TASK PROMPT: Please show all lines of the records that include "data".

SOURCE RECORDS:
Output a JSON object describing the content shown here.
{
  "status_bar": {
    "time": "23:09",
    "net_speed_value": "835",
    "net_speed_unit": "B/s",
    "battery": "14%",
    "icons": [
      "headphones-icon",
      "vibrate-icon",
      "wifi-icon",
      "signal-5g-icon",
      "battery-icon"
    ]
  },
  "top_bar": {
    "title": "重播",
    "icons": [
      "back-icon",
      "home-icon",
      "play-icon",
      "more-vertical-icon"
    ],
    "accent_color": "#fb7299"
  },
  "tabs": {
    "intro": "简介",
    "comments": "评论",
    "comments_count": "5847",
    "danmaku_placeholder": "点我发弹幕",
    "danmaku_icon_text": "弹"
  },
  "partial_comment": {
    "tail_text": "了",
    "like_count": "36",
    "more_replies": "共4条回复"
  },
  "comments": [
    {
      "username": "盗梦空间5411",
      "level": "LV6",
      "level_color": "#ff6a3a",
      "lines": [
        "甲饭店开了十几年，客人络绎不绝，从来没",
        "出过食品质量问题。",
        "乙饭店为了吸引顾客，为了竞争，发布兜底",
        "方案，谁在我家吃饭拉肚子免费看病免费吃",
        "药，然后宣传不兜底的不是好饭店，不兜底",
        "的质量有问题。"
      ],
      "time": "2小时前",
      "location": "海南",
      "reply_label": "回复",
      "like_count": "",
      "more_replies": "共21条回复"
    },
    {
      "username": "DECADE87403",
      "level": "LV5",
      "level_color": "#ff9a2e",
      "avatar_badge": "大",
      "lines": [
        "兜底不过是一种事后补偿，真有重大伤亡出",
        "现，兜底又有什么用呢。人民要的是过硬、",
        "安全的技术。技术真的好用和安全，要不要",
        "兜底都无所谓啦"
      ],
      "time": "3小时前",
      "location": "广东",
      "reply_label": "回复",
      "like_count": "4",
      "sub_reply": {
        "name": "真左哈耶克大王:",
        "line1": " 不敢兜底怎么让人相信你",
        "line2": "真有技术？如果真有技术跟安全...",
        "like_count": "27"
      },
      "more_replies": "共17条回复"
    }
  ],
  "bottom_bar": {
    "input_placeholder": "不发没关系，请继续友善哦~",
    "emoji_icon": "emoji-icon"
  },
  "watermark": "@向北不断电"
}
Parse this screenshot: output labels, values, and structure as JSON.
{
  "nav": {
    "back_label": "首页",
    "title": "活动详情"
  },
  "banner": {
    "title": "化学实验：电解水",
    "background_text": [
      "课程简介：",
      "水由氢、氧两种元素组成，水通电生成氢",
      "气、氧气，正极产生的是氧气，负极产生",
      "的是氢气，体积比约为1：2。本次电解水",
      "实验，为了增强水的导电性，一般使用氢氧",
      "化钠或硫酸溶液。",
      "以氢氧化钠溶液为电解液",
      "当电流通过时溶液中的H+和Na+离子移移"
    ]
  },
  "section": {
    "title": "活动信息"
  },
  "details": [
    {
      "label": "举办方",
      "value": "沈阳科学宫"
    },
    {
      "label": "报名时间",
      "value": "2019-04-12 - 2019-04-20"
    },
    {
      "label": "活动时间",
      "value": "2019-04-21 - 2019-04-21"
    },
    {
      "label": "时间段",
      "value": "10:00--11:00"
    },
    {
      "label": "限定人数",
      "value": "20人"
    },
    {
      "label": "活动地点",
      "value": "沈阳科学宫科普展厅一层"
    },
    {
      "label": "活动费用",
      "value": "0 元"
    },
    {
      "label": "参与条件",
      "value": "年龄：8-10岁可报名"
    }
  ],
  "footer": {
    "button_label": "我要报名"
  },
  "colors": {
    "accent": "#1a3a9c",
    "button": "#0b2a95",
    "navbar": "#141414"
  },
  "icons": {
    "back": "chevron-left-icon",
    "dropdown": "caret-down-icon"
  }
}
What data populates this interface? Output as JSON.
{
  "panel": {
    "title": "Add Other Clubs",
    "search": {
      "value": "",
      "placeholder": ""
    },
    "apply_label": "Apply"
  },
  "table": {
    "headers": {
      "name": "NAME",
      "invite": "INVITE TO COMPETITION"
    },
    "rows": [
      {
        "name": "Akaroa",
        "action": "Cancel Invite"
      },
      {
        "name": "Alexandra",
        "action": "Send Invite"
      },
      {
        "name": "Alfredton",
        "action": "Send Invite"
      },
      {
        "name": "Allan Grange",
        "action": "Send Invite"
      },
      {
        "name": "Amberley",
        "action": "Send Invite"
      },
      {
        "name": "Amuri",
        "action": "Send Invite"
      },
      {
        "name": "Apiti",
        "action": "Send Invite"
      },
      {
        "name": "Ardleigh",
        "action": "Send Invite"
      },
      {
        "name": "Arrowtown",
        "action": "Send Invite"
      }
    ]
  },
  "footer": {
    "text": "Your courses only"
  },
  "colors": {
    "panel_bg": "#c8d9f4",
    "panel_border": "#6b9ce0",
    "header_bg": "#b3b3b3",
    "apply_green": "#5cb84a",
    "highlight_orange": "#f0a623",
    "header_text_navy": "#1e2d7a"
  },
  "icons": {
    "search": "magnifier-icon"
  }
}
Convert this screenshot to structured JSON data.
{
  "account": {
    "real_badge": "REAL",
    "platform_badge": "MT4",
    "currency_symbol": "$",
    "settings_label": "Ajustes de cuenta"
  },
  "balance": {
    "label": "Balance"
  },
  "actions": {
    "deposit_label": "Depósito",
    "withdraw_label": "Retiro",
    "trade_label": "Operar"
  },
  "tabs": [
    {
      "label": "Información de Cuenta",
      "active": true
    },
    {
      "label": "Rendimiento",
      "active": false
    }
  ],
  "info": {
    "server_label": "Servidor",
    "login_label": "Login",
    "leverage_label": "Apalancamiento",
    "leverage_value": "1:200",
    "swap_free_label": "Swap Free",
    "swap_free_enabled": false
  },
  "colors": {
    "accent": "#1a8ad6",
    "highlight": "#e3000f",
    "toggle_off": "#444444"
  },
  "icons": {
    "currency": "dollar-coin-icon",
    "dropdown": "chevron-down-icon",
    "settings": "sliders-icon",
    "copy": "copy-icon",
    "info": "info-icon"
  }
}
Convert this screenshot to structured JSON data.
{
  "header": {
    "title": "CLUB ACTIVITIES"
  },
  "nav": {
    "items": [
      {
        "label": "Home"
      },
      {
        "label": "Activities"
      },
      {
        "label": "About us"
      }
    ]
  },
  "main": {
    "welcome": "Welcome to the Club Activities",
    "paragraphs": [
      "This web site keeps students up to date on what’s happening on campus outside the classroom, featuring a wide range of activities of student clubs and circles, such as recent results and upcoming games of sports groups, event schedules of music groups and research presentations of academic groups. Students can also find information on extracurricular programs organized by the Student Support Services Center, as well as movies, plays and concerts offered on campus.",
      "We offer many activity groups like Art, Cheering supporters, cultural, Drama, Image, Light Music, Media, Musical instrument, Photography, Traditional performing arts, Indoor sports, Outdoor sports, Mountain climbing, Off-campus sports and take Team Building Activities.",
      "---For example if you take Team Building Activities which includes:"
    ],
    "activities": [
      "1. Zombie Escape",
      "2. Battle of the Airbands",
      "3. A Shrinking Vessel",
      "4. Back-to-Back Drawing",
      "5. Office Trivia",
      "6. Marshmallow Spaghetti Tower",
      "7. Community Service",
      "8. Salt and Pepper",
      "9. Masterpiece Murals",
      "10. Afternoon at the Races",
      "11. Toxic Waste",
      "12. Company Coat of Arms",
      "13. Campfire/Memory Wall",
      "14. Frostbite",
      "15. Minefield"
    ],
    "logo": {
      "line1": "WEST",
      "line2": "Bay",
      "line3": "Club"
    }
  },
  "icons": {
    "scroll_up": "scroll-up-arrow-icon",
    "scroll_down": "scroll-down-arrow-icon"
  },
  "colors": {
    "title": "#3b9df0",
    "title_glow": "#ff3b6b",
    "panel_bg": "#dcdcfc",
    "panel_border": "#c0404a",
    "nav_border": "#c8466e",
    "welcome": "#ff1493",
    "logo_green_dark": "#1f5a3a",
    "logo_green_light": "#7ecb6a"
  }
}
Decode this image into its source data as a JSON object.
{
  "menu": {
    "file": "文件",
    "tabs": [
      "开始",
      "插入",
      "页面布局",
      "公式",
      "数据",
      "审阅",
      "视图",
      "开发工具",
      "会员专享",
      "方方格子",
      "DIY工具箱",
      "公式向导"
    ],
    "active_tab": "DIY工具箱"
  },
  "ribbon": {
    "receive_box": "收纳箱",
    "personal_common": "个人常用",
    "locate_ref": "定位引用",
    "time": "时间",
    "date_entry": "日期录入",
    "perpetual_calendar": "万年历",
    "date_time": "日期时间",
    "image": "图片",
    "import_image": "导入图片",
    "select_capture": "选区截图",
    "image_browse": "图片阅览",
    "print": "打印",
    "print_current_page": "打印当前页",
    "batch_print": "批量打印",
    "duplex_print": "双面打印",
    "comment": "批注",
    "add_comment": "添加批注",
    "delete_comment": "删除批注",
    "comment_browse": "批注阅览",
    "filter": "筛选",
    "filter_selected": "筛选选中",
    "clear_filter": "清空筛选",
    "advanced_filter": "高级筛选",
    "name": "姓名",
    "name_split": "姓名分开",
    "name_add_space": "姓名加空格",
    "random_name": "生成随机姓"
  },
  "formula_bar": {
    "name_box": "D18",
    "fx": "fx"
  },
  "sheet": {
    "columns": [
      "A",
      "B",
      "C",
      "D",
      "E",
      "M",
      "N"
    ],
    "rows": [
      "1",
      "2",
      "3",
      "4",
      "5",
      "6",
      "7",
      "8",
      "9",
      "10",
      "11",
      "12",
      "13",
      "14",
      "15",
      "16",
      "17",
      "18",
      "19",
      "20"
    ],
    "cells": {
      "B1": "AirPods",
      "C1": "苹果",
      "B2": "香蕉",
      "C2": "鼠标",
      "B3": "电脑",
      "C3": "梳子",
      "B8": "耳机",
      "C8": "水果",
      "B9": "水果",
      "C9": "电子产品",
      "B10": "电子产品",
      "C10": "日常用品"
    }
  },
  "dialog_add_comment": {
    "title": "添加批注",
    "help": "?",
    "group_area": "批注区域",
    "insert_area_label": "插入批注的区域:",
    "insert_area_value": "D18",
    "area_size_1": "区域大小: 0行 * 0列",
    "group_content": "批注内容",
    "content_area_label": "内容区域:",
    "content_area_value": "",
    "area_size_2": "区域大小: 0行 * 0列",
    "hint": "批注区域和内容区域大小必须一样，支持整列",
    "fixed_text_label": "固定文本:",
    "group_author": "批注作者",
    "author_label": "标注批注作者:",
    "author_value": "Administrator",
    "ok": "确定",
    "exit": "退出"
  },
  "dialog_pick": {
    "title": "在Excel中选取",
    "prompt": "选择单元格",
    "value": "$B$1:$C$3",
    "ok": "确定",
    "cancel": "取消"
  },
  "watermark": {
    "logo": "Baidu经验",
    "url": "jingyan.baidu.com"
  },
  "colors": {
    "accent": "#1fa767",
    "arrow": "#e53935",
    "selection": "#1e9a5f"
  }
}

EXERCISE ANSWER:
What data populates this interface? Output as JSON.
Convert this screenshot to structured JSON data.
Convert this screenshot to structured JSON data.
Decode this image into its source data as a JSON object.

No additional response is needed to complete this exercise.